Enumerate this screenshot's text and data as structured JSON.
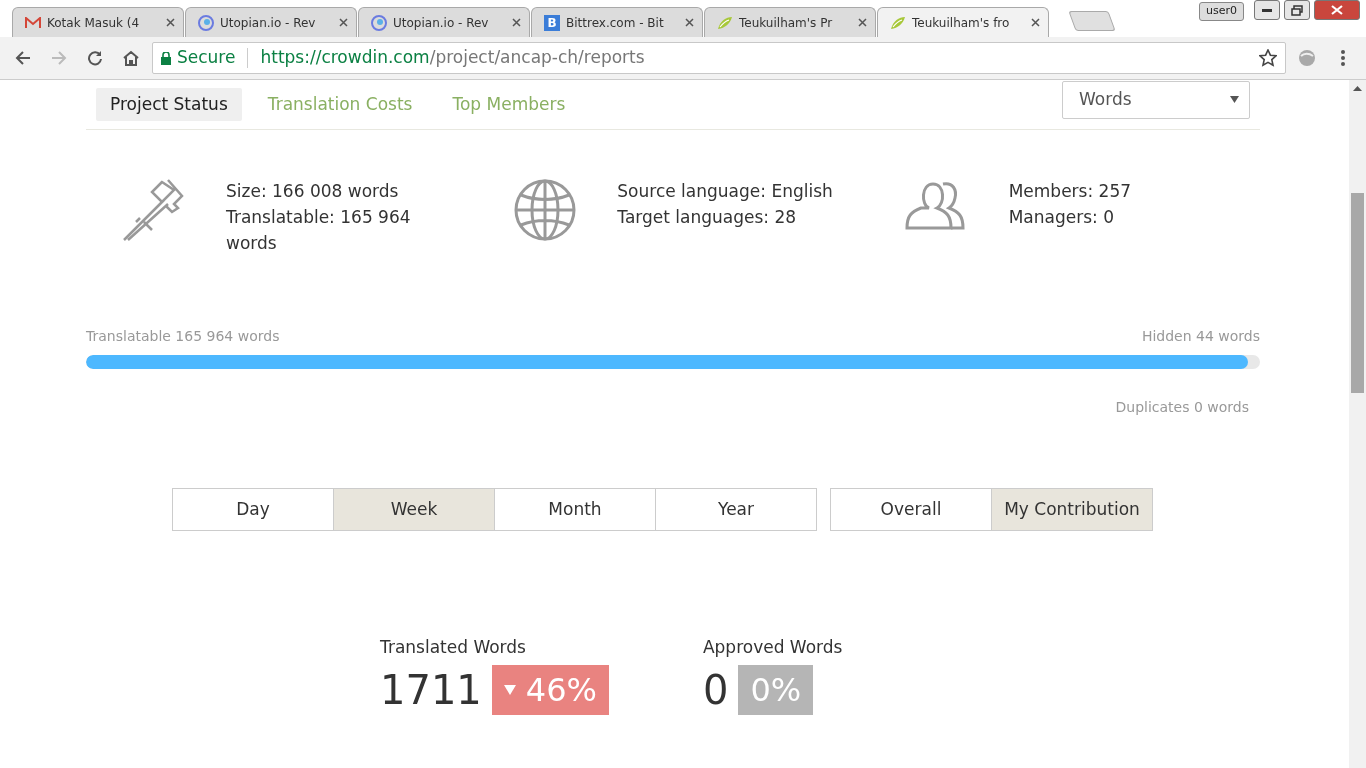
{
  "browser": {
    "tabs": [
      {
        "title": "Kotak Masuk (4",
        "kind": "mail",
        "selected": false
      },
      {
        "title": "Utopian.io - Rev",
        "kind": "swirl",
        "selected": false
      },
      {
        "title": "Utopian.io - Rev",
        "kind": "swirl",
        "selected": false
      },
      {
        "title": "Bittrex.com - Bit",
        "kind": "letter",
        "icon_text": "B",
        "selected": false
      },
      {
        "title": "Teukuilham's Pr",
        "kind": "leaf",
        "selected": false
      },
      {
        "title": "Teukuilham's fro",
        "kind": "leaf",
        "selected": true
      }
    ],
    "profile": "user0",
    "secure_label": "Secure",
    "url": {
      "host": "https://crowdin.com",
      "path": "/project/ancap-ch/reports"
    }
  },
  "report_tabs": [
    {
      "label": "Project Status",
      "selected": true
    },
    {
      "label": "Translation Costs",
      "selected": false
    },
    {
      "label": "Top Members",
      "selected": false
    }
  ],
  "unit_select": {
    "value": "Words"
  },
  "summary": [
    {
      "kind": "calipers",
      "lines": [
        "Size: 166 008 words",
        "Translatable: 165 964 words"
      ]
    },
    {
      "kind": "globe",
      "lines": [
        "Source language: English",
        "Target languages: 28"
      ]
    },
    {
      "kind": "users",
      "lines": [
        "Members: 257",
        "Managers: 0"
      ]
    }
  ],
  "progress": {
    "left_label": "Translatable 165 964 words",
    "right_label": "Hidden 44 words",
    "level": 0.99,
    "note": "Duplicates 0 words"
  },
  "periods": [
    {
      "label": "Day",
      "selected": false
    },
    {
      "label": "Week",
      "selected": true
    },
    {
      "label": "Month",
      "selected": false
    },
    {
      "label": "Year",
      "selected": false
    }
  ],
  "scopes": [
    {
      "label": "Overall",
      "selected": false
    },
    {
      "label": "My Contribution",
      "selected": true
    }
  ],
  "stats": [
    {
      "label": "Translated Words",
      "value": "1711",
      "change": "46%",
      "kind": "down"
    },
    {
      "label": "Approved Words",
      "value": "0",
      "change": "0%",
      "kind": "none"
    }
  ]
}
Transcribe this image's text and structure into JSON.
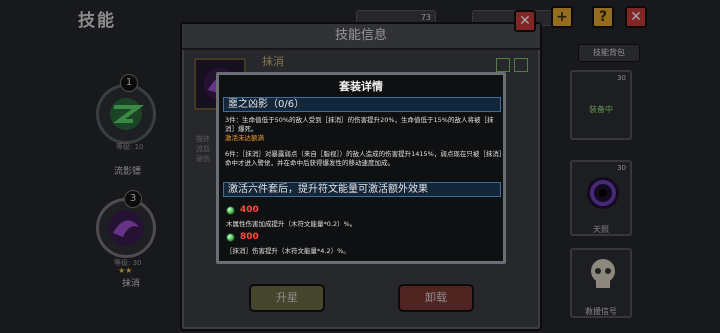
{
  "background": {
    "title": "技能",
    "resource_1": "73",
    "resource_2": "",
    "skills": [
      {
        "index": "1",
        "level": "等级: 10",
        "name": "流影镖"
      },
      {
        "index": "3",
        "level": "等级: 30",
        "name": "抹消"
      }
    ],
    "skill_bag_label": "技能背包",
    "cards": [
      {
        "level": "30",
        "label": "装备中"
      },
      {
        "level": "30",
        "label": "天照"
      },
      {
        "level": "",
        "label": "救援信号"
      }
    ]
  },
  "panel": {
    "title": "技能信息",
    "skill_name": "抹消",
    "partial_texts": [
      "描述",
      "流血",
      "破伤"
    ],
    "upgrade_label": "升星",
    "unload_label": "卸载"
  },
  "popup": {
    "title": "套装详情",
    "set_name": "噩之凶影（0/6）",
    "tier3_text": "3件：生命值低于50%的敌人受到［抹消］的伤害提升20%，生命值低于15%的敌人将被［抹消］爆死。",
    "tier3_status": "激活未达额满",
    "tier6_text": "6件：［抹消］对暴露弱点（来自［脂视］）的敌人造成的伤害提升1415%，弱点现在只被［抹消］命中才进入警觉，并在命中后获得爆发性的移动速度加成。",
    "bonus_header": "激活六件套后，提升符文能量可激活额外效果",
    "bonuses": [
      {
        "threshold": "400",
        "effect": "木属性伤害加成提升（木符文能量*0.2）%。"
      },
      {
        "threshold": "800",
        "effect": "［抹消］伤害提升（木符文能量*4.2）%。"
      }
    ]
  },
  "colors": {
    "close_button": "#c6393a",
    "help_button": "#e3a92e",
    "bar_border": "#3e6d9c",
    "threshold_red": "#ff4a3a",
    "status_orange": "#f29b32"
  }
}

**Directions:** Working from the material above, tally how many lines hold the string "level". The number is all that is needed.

**Reply to the exercise:** 6